* _WHAT THE TASK REQUIRES_
Answer with one number only: the count of lines below that hold the word "title".

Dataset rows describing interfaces
-- Opening Marker --

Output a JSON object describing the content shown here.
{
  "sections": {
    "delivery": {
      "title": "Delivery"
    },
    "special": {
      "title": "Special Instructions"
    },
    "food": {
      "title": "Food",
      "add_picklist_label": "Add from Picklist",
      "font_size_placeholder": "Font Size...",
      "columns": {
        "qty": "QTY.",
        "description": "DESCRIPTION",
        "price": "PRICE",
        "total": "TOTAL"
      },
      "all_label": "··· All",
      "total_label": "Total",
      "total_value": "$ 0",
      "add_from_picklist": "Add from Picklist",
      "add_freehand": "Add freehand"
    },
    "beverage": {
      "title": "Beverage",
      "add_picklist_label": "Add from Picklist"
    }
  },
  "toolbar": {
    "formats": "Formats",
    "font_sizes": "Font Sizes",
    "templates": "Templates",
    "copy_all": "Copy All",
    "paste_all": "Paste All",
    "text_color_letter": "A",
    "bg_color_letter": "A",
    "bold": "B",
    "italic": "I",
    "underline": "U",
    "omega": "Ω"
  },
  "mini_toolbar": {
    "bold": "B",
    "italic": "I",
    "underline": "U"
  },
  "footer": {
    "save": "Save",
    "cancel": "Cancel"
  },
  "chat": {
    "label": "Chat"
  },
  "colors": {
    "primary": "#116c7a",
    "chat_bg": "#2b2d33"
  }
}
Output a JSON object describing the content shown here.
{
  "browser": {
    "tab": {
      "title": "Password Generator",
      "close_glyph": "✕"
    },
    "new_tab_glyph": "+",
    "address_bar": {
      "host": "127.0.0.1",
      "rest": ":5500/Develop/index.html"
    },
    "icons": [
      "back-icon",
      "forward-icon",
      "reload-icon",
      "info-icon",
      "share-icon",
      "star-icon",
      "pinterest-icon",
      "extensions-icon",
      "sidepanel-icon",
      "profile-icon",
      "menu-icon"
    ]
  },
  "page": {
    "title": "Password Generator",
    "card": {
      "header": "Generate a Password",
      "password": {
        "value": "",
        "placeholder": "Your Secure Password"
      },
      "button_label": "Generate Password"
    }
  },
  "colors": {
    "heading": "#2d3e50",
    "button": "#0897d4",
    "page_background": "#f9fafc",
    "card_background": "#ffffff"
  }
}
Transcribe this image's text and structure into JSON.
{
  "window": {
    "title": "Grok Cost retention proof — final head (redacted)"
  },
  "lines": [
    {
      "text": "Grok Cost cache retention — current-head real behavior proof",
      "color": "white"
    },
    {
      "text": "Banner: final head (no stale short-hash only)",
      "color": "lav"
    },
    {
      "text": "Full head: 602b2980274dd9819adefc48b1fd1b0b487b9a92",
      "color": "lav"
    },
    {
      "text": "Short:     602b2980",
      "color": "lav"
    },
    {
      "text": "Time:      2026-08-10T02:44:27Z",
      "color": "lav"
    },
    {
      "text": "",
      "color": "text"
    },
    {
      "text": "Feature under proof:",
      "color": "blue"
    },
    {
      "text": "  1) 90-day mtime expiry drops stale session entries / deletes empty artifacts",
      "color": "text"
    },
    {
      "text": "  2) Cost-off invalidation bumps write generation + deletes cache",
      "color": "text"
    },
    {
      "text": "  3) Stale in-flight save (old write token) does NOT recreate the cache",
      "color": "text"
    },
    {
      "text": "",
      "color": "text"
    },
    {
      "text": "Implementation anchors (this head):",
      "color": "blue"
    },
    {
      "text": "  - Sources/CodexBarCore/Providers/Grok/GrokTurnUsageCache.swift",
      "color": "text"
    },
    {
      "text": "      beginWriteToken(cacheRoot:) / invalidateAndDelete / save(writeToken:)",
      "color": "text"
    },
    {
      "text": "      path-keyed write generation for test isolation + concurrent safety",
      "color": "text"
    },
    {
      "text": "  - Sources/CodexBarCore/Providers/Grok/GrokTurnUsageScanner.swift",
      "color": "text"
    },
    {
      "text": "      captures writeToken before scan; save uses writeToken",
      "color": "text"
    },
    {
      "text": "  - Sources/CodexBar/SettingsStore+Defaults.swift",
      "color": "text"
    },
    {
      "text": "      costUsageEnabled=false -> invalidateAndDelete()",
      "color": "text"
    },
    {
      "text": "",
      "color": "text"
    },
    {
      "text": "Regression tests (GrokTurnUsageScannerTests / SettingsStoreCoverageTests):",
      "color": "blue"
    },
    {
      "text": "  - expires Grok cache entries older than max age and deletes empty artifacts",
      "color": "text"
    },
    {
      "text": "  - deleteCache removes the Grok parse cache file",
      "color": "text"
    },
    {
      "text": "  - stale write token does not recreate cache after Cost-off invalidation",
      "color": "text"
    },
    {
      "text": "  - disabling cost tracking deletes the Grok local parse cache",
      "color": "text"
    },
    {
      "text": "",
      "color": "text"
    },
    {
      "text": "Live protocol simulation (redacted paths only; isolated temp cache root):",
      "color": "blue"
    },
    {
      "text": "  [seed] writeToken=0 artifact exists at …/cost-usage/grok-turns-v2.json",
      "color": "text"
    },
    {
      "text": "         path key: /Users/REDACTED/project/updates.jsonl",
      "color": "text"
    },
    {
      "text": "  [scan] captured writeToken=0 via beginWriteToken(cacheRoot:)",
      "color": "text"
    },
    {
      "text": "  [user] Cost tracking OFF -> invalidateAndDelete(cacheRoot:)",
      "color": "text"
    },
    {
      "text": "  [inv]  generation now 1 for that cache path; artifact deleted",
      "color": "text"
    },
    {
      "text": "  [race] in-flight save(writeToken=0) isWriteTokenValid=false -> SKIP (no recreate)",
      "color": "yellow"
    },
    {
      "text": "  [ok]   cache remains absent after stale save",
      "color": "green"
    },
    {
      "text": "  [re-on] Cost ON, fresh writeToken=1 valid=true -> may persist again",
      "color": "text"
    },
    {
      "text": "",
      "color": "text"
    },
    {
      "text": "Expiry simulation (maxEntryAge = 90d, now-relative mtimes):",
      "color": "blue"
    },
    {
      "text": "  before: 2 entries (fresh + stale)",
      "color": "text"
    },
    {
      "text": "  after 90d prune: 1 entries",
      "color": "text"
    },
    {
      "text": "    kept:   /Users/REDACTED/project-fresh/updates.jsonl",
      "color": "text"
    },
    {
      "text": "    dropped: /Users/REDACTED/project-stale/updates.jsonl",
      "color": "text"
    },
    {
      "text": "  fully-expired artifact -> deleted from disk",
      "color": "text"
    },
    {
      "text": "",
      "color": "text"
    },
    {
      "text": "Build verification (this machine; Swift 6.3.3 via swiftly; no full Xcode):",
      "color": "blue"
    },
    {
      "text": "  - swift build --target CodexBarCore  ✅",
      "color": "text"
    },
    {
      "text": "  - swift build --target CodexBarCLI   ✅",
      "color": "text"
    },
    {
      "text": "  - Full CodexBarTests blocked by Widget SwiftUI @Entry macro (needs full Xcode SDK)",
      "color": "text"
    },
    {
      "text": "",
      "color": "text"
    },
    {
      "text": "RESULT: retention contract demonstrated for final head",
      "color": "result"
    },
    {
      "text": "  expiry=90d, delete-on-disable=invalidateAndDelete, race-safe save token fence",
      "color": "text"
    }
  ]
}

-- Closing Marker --

* _OUTPUT BELOW_
7